Go through the listing and copy each line that has the string "primarySwatch" in it.
[MATERIALS PROVIDED]
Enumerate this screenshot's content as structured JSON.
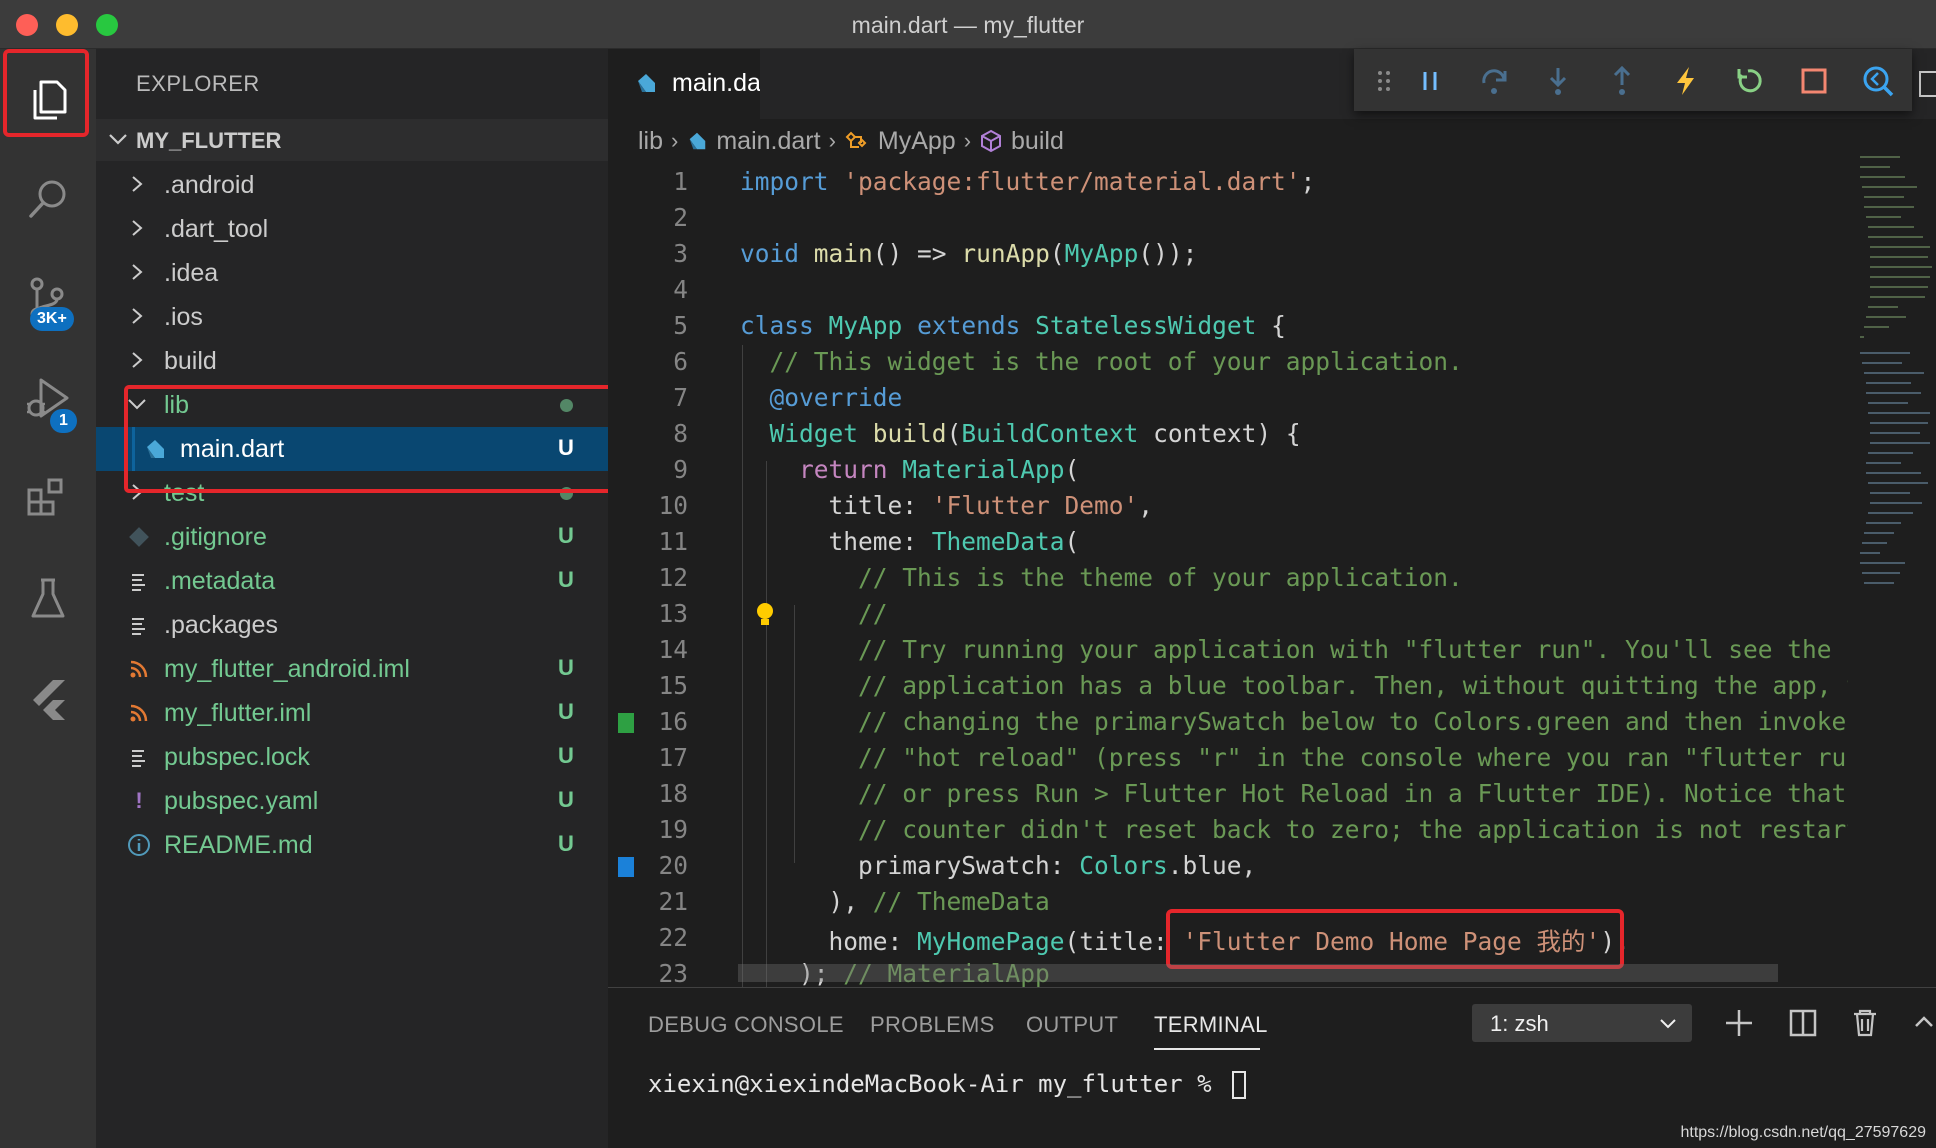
{
  "window": {
    "title": "main.dart — my_flutter"
  },
  "activity_bar": {
    "source_control_badge": "3K+",
    "debug_badge": "1"
  },
  "sidebar": {
    "title": "EXPLORER",
    "section": "MY_FLUTTER",
    "items": [
      {
        "name": ".android",
        "status": ""
      },
      {
        "name": ".dart_tool",
        "status": ""
      },
      {
        "name": ".idea",
        "status": ""
      },
      {
        "name": ".ios",
        "status": ""
      },
      {
        "name": "build",
        "status": ""
      },
      {
        "name": "lib",
        "status": ""
      },
      {
        "name": "main.dart",
        "status": "U"
      },
      {
        "name": "test",
        "status": ""
      },
      {
        "name": ".gitignore",
        "status": "U"
      },
      {
        "name": ".metadata",
        "status": "U"
      },
      {
        "name": ".packages",
        "status": ""
      },
      {
        "name": "my_flutter_android.iml",
        "status": "U"
      },
      {
        "name": "my_flutter.iml",
        "status": "U"
      },
      {
        "name": "pubspec.lock",
        "status": "U"
      },
      {
        "name": "pubspec.yaml",
        "status": "U"
      },
      {
        "name": "README.md",
        "status": "U"
      }
    ]
  },
  "editor": {
    "tab_label": "main.dart",
    "breadcrumb": [
      "lib",
      "main.dart",
      "MyApp",
      "build"
    ],
    "lines": [
      {
        "num": "1",
        "tokens": [
          [
            "kw",
            "import"
          ],
          [
            "white",
            " "
          ],
          [
            "str",
            "'package:flutter/material.dart'"
          ],
          [
            "white",
            ";"
          ]
        ]
      },
      {
        "num": "2",
        "tokens": []
      },
      {
        "num": "3",
        "tokens": [
          [
            "kw",
            "void"
          ],
          [
            "white",
            " "
          ],
          [
            "fn",
            "main"
          ],
          [
            "white",
            "() => "
          ],
          [
            "fn",
            "runApp"
          ],
          [
            "white",
            "("
          ],
          [
            "typ",
            "MyApp"
          ],
          [
            "white",
            "());"
          ]
        ]
      },
      {
        "num": "4",
        "tokens": []
      },
      {
        "num": "5",
        "tokens": [
          [
            "kw",
            "class"
          ],
          [
            "white",
            " "
          ],
          [
            "typ",
            "MyApp"
          ],
          [
            "white",
            " "
          ],
          [
            "kw",
            "extends"
          ],
          [
            "white",
            " "
          ],
          [
            "typ",
            "StatelessWidget"
          ],
          [
            "white",
            " {"
          ]
        ]
      },
      {
        "num": "6",
        "tokens": [
          [
            "white",
            "  "
          ],
          [
            "cmt",
            "// This widget is the root of your application."
          ]
        ]
      },
      {
        "num": "7",
        "tokens": [
          [
            "white",
            "  "
          ],
          [
            "kw",
            "@override"
          ]
        ]
      },
      {
        "num": "8",
        "tokens": [
          [
            "white",
            "  "
          ],
          [
            "typ",
            "Widget"
          ],
          [
            "white",
            " "
          ],
          [
            "fn",
            "build"
          ],
          [
            "white",
            "("
          ],
          [
            "typ",
            "BuildContext"
          ],
          [
            "white",
            " context) {"
          ]
        ]
      },
      {
        "num": "9",
        "tokens": [
          [
            "white",
            "    "
          ],
          [
            "kwc",
            "return"
          ],
          [
            "white",
            " "
          ],
          [
            "typ",
            "MaterialApp"
          ],
          [
            "white",
            "("
          ]
        ]
      },
      {
        "num": "10",
        "tokens": [
          [
            "white",
            "      title: "
          ],
          [
            "str",
            "'Flutter Demo'"
          ],
          [
            "white",
            ","
          ]
        ]
      },
      {
        "num": "11",
        "tokens": [
          [
            "white",
            "      theme: "
          ],
          [
            "typ",
            "ThemeData"
          ],
          [
            "white",
            "("
          ]
        ]
      },
      {
        "num": "12",
        "tokens": [
          [
            "white",
            "        "
          ],
          [
            "cmt",
            "// This is the theme of your application."
          ]
        ]
      },
      {
        "num": "13",
        "tokens": [
          [
            "white",
            "        "
          ],
          [
            "cmt",
            "//"
          ]
        ]
      },
      {
        "num": "14",
        "tokens": [
          [
            "white",
            "        "
          ],
          [
            "cmt",
            "// Try running your application with \"flutter run\". You'll see the"
          ]
        ]
      },
      {
        "num": "15",
        "tokens": [
          [
            "white",
            "        "
          ],
          [
            "cmt",
            "// application has a blue toolbar. Then, without quitting the app, tr"
          ]
        ]
      },
      {
        "num": "16",
        "tokens": [
          [
            "white",
            "        "
          ],
          [
            "cmt",
            "// changing the primarySwatch below to Colors.green and then invoke"
          ]
        ]
      },
      {
        "num": "17",
        "tokens": [
          [
            "white",
            "        "
          ],
          [
            "cmt",
            "// \"hot reload\" (press \"r\" in the console where you ran \"flutter run\""
          ]
        ]
      },
      {
        "num": "18",
        "tokens": [
          [
            "white",
            "        "
          ],
          [
            "cmt",
            "// or press Run > Flutter Hot Reload in a Flutter IDE). Notice that t"
          ]
        ]
      },
      {
        "num": "19",
        "tokens": [
          [
            "white",
            "        "
          ],
          [
            "cmt",
            "// counter didn't reset back to zero; the application is not restarte"
          ]
        ]
      },
      {
        "num": "20",
        "tokens": [
          [
            "white",
            "        primarySwatch: "
          ],
          [
            "typ",
            "Colors"
          ],
          [
            "white",
            ".blue,"
          ]
        ]
      },
      {
        "num": "21",
        "tokens": [
          [
            "white",
            "      ), "
          ],
          [
            "cmt",
            "// ThemeData"
          ]
        ]
      },
      {
        "num": "22",
        "tokens": [
          [
            "white",
            "      home: "
          ],
          [
            "typ",
            "MyHomePage"
          ],
          [
            "white",
            "(title: "
          ],
          [
            "str",
            "'Flutter Demo Home Page 我的'"
          ],
          [
            "white",
            "),"
          ]
        ]
      },
      {
        "num": "23",
        "tokens": [
          [
            "white",
            "    ); "
          ],
          [
            "cmt",
            "// MaterialApp"
          ]
        ]
      }
    ]
  },
  "panel": {
    "tabs": [
      "DEBUG CONSOLE",
      "PROBLEMS",
      "OUTPUT",
      "TERMINAL"
    ],
    "active_tab": "TERMINAL",
    "terminal_select": "1: zsh",
    "terminal_prompt": "xiexin@xiexindeMacBook-Air my_flutter % "
  },
  "watermark": "https://blog.csdn.net/qq_27597629",
  "colors": {
    "highlight_box": "#e5262b",
    "git_untracked": "#73c991",
    "selection": "#094771",
    "gutter_added": "#2ea043",
    "gutter_modified": "#1b81d9"
  }
}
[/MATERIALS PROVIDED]
WRITTEN ANSWER »
            "// changing the primarySwatch below to Colors.green and then invoke"
            "        primarySwatch: "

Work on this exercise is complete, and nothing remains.